▶ **RECORDS TO PROCESS**:
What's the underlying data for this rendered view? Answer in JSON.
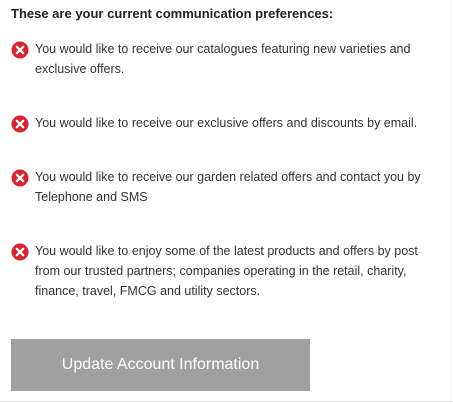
{
  "heading": "These are your current communication preferences:",
  "status_color": "#d9232e",
  "button_color": "#a0a0a0",
  "preferences": [
    {
      "icon": "cross-circle-icon",
      "status": "off",
      "text": "You would like to receive our catalogues featuring new varieties and exclusive offers."
    },
    {
      "icon": "cross-circle-icon",
      "status": "off",
      "text": "You would like to receive our exclusive offers and discounts by email."
    },
    {
      "icon": "cross-circle-icon",
      "status": "off",
      "text": "You would like to receive our garden related offers and contact you by Telephone and SMS"
    },
    {
      "icon": "cross-circle-icon",
      "status": "off",
      "text": "You would like to enjoy some of the latest products and offers by post from our trusted partners; companies operating in the retail, charity, finance, travel, FMCG and utility sectors."
    }
  ],
  "update_button_label": "Update Account Information"
}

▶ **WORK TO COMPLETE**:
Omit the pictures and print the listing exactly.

▶ **TASK ANSWER**:
What's the underlying data for this rendered view? Answer in JSON.
{
  "heading": "These are your current communication preferences:",
  "status_color": "#d9232e",
  "button_color": "#a0a0a0",
  "preferences": [
    {
      "icon": "cross-circle-icon",
      "status": "off",
      "text": "You would like to receive our catalogues featuring new varieties and exclusive offers."
    },
    {
      "icon": "cross-circle-icon",
      "status": "off",
      "text": "You would like to receive our exclusive offers and discounts by email."
    },
    {
      "icon": "cross-circle-icon",
      "status": "off",
      "text": "You would like to receive our garden related offers and contact you by Telephone and SMS"
    },
    {
      "icon": "cross-circle-icon",
      "status": "off",
      "text": "You would like to enjoy some of the latest products and offers by post from our trusted partners; companies operating in the retail, charity, finance, travel, FMCG and utility sectors."
    }
  ],
  "update_button_label": "Update Account Information"
}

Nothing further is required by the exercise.